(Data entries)
Segment Open

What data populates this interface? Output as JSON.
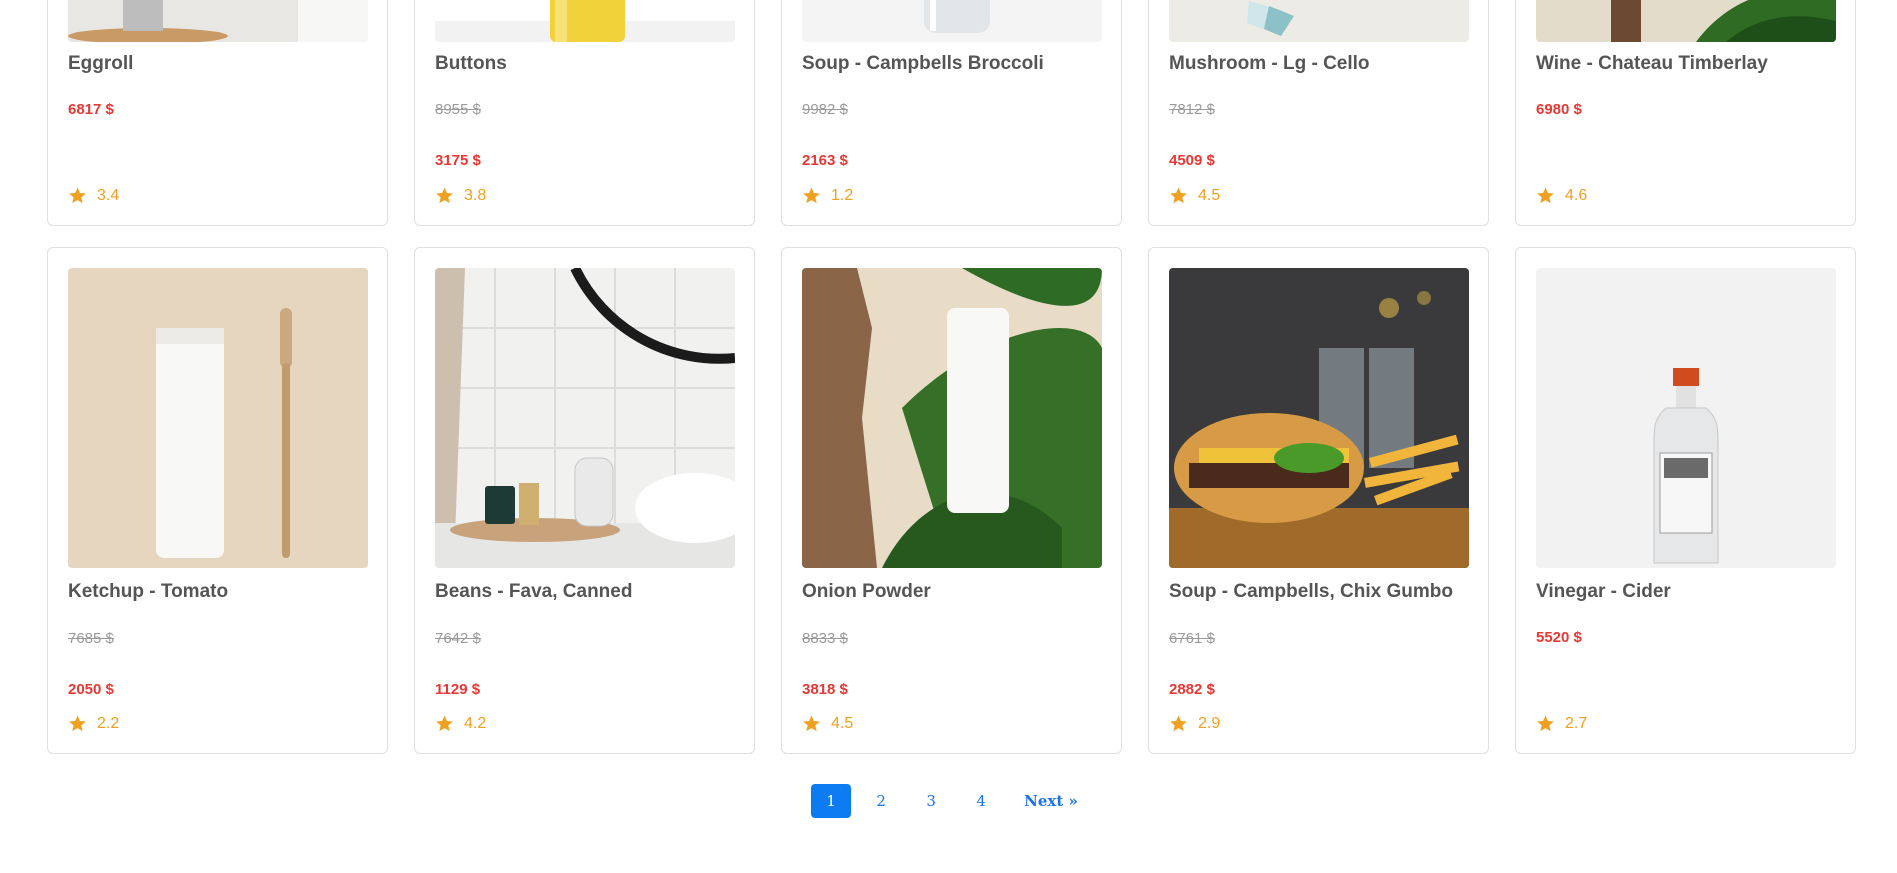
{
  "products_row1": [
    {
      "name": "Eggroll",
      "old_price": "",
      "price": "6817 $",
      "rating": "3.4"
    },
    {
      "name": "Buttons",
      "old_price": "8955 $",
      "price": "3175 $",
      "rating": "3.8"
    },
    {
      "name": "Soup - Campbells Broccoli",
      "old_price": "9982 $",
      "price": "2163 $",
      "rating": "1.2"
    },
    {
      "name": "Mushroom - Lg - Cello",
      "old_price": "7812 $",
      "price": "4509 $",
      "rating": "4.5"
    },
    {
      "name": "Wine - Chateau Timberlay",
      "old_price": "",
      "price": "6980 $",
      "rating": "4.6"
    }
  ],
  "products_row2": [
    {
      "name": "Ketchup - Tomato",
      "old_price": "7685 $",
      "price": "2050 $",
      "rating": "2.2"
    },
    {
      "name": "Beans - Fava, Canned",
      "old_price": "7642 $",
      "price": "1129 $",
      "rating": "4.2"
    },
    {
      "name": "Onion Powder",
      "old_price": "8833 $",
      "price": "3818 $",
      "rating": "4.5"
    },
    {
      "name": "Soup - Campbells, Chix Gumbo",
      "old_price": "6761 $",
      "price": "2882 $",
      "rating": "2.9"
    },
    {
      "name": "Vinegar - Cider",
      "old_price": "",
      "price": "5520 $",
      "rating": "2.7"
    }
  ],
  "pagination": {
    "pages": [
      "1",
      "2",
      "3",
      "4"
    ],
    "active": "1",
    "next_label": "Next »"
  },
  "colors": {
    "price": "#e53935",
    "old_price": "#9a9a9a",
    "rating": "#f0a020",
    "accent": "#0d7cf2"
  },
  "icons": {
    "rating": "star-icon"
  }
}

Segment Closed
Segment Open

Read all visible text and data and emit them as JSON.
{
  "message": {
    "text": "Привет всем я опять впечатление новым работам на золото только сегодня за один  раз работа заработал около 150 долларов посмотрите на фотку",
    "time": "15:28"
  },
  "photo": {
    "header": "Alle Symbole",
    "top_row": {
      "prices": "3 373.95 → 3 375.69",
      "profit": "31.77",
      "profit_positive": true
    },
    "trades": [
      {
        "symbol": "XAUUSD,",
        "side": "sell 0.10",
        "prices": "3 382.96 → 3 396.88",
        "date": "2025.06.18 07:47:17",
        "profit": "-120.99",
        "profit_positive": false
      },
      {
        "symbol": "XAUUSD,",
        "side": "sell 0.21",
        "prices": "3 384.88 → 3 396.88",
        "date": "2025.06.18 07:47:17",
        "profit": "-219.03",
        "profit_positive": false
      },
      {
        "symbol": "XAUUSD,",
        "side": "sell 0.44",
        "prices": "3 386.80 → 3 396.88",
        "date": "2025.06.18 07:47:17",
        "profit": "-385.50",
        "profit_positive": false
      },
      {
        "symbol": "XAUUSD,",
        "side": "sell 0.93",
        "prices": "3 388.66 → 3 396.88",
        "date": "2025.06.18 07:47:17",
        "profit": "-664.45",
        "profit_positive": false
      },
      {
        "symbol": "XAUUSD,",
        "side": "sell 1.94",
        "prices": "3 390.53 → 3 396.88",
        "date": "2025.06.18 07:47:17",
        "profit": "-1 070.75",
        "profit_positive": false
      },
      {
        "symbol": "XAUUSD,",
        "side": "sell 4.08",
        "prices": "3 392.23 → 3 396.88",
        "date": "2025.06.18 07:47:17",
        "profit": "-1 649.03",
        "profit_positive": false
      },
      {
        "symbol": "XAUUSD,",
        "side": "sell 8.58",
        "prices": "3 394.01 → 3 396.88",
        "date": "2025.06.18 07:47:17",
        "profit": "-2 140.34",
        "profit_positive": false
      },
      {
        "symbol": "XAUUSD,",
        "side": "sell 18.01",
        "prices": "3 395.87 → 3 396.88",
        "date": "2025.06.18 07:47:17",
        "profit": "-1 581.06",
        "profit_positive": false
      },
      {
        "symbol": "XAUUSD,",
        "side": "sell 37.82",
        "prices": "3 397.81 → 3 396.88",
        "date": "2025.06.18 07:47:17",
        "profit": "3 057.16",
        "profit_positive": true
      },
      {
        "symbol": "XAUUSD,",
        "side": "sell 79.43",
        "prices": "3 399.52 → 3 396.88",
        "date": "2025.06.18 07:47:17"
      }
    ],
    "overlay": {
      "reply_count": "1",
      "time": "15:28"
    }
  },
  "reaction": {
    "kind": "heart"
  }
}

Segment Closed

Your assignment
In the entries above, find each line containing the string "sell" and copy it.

Task answer
        "side": "sell 0.10",
        "side": "sell 0.21",
        "side": "sell 0.44",
        "side": "sell 0.93",
        "side": "sell 1.94",
        "side": "sell 4.08",
        "side": "sell 8.58",
        "side": "sell 18.01",
        "side": "sell 37.82",
        "side": "sell 79.43",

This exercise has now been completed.